D13 protein trimers, which form an external lattice providing curvature to the membrane of vaccinia virus immature virions, are the target of the drug rifampicin. We obtained 63 rifampicin-resistant mutants following random PCR mutagenesis of the D13L gene and 5 that arose spontaneously. Sequencing indicated that 26 mutants contained a single, unique, amino acid substitution whereas others contained 2 or more. The single mutations, including 6 previously identified, mapped to 24 different amino acids that were distributed over the length of the protein with the majority clustered between amino acids 17 to 33, 222 to 243 and 480 to 488. Two or three different substitutions occurred in six of the 24 amino acids. Representative mutant viruses of each cluster replicated to wild-type levels in the absence of rifampicin and nearly two logs higher than wild-type in the presence of drug. The large number and fitness of the mutations are remarkable in view of the extreme sequence conservation (99-100% amino acid identity amongst all orthopoxviruses). Clustering of mutations could suggest the presence of a rifampicin-binding pocket comprised of discontinuous regions of D13.

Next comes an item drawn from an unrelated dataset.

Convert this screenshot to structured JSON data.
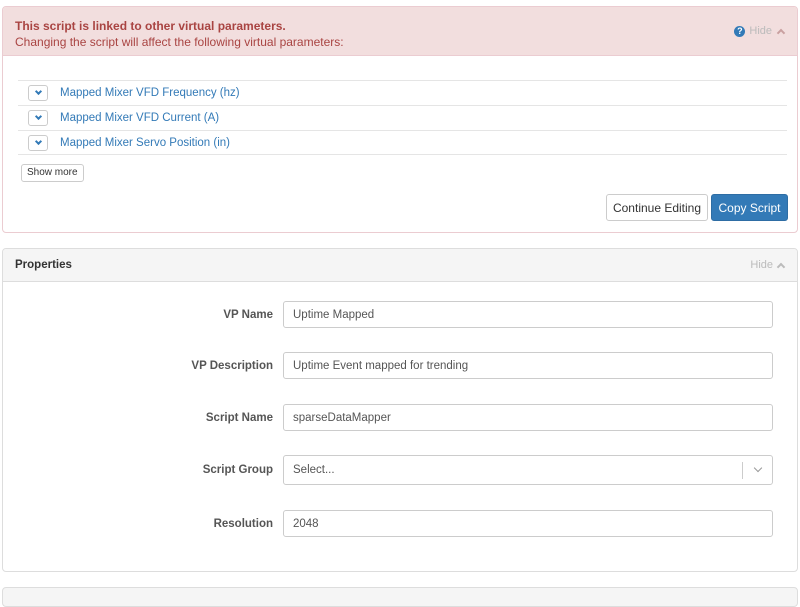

Charity, J. C., Katz, E., & Moss, B. (2007). Amino acid substitutions at multiple sites within the vaccinia virus D13 scaffold protein confer resistance to rifampicin. Virology, 359(1), 227–232. https://doi.org/10.1016/j.virol.2006.09.031